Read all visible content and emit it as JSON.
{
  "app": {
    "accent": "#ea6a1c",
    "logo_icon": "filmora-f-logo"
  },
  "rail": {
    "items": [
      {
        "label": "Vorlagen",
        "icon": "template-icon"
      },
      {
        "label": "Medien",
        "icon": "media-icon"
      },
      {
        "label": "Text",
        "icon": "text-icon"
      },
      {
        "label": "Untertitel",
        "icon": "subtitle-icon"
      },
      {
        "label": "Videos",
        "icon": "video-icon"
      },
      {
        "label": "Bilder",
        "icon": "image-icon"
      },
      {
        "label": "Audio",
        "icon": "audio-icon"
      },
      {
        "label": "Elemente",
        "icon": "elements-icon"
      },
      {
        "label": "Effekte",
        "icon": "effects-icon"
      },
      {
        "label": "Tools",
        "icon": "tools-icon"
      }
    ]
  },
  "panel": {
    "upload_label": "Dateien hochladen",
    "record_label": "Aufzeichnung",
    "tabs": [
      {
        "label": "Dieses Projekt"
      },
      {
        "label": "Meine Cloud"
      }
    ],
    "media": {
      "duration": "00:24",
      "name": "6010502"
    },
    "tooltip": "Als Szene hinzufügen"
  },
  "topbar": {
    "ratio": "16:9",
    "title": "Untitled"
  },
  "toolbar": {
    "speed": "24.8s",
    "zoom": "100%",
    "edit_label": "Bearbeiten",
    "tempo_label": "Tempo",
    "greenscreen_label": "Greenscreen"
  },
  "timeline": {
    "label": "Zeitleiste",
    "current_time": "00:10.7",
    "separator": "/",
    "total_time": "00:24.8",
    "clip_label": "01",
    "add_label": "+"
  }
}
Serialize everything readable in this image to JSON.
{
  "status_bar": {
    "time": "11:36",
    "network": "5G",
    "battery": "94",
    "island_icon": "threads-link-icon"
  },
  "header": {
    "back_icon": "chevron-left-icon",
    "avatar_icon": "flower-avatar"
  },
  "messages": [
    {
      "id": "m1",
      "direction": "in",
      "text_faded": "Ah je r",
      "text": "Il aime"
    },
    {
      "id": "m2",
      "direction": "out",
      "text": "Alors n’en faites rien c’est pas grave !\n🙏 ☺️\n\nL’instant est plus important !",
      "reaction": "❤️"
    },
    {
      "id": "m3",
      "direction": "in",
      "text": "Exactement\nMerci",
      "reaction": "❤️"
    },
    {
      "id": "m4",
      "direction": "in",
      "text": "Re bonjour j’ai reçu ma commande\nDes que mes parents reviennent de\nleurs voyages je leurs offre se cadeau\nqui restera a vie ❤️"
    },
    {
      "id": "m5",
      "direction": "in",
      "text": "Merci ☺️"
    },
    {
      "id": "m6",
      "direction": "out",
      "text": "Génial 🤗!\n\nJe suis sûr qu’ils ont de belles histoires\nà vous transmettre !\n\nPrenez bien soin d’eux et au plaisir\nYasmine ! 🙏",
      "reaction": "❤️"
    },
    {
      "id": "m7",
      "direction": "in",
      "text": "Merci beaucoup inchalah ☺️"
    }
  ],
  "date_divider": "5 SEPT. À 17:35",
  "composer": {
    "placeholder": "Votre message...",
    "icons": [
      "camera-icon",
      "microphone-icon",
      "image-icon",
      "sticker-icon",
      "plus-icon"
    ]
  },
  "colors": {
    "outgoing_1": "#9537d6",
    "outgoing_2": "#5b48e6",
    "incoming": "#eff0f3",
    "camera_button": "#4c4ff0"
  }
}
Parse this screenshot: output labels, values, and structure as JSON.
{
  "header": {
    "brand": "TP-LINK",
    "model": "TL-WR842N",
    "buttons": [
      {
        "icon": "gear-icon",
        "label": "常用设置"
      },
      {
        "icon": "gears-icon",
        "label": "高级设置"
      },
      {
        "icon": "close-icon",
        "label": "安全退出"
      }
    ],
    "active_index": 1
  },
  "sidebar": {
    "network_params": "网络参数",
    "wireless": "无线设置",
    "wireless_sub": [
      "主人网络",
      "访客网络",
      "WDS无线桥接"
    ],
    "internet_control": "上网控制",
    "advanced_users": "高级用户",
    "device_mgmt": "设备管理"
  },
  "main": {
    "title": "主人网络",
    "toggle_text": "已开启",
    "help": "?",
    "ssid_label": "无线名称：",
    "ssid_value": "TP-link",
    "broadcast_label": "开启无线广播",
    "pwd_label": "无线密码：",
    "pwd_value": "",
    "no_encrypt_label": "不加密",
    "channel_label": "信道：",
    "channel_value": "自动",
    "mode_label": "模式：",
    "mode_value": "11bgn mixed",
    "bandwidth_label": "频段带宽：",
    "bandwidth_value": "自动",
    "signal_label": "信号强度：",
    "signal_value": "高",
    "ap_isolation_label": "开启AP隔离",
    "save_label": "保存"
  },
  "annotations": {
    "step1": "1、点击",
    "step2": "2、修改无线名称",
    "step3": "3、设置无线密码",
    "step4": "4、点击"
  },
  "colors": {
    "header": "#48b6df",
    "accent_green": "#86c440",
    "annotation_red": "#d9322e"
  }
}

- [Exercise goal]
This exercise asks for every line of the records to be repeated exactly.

- [Completed exercise]
Read all visible content and emit it as JSON.
{
  "app": {
    "accent": "#ea6a1c",
    "logo_icon": "filmora-f-logo"
  },
  "rail": {
    "items": [
      {
        "label": "Vorlagen",
        "icon": "template-icon"
      },
      {
        "label": "Medien",
        "icon": "media-icon"
      },
      {
        "label": "Text",
        "icon": "text-icon"
      },
      {
        "label": "Untertitel",
        "icon": "subtitle-icon"
      },
      {
        "label": "Videos",
        "icon": "video-icon"
      },
      {
        "label": "Bilder",
        "icon": "image-icon"
      },
      {
        "label": "Audio",
        "icon": "audio-icon"
      },
      {
        "label": "Elemente",
        "icon": "elements-icon"
      },
      {
        "label": "Effekte",
        "icon": "effects-icon"
      },
      {
        "label": "Tools",
        "icon": "tools-icon"
      }
    ]
  },
  "panel": {
    "upload_label": "Dateien hochladen",
    "record_label": "Aufzeichnung",
    "tabs": [
      {
        "label": "Dieses Projekt"
      },
      {
        "label": "Meine Cloud"
      }
    ],
    "media": {
      "duration": "00:24",
      "name": "6010502"
    },
    "tooltip": "Als Szene hinzufügen"
  },
  "topbar": {
    "ratio": "16:9",
    "title": "Untitled"
  },
  "toolbar": {
    "speed": "24.8s",
    "zoom": "100%",
    "edit_label": "Bearbeiten",
    "tempo_label": "Tempo",
    "greenscreen_label": "Greenscreen"
  },
  "timeline": {
    "label": "Zeitleiste",
    "current_time": "00:10.7",
    "separator": "/",
    "total_time": "00:24.8",
    "clip_label": "01",
    "add_label": "+"
  }
}
Serialize everything readable in this image to JSON.
{
  "status_bar": {
    "time": "11:36",
    "network": "5G",
    "battery": "94",
    "island_icon": "threads-link-icon"
  },
  "header": {
    "back_icon": "chevron-left-icon",
    "avatar_icon": "flower-avatar"
  },
  "messages": [
    {
      "id": "m1",
      "direction": "in",
      "text_faded": "Ah je r",
      "text": "Il aime"
    },
    {
      "id": "m2",
      "direction": "out",
      "text": "Alors n’en faites rien c’est pas grave !\n🙏 ☺️\n\nL’instant est plus important !",
      "reaction": "❤️"
    },
    {
      "id": "m3",
      "direction": "in",
      "text": "Exactement\nMerci",
      "reaction": "❤️"
    },
    {
      "id": "m4",
      "direction": "in",
      "text": "Re bonjour j’ai reçu ma commande\nDes que mes parents reviennent de\nleurs voyages je leurs offre se cadeau\nqui restera a vie ❤️"
    },
    {
      "id": "m5",
      "direction": "in",
      "text": "Merci ☺️"
    },
    {
      "id": "m6",
      "direction": "out",
      "text": "Génial 🤗!\n\nJe suis sûr qu’ils ont de belles histoires\nà vous transmettre !\n\nPrenez bien soin d’eux et au plaisir\nYasmine ! 🙏",
      "reaction": "❤️"
    },
    {
      "id": "m7",
      "direction": "in",
      "text": "Merci beaucoup inchalah ☺️"
    }
  ],
  "date_divider": "5 SEPT. À 17:35",
  "composer": {
    "placeholder": "Votre message...",
    "icons": [
      "camera-icon",
      "microphone-icon",
      "image-icon",
      "sticker-icon",
      "plus-icon"
    ]
  },
  "colors": {
    "outgoing_1": "#9537d6",
    "outgoing_2": "#5b48e6",
    "incoming": "#eff0f3",
    "camera_button": "#4c4ff0"
  }
}
Parse this screenshot: output labels, values, and structure as JSON.
{
  "header": {
    "brand": "TP-LINK",
    "model": "TL-WR842N",
    "buttons": [
      {
        "icon": "gear-icon",
        "label": "常用设置"
      },
      {
        "icon": "gears-icon",
        "label": "高级设置"
      },
      {
        "icon": "close-icon",
        "label": "安全退出"
      }
    ],
    "active_index": 1
  },
  "sidebar": {
    "network_params": "网络参数",
    "wireless": "无线设置",
    "wireless_sub": [
      "主人网络",
      "访客网络",
      "WDS无线桥接"
    ],
    "internet_control": "上网控制",
    "advanced_users": "高级用户",
    "device_mgmt": "设备管理"
  },
  "main": {
    "title": "主人网络",
    "toggle_text": "已开启",
    "help": "?",
    "ssid_label": "无线名称：",
    "ssid_value": "TP-link",
    "broadcast_label": "开启无线广播",
    "pwd_label": "无线密码：",
    "pwd_value": "",
    "no_encrypt_label": "不加密",
    "channel_label": "信道：",
    "channel_value": "自动",
    "mode_label": "模式：",
    "mode_value": "11bgn mixed",
    "bandwidth_label": "频段带宽：",
    "bandwidth_value": "自动",
    "signal_label": "信号强度：",
    "signal_value": "高",
    "ap_isolation_label": "开启AP隔离",
    "save_label": "保存"
  },
  "annotations": {
    "step1": "1、点击",
    "step2": "2、修改无线名称",
    "step3": "3、设置无线密码",
    "step4": "4、点击"
  },
  "colors": {
    "header": "#48b6df",
    "accent_green": "#86c440",
    "annotation_red": "#d9322e"
  }
}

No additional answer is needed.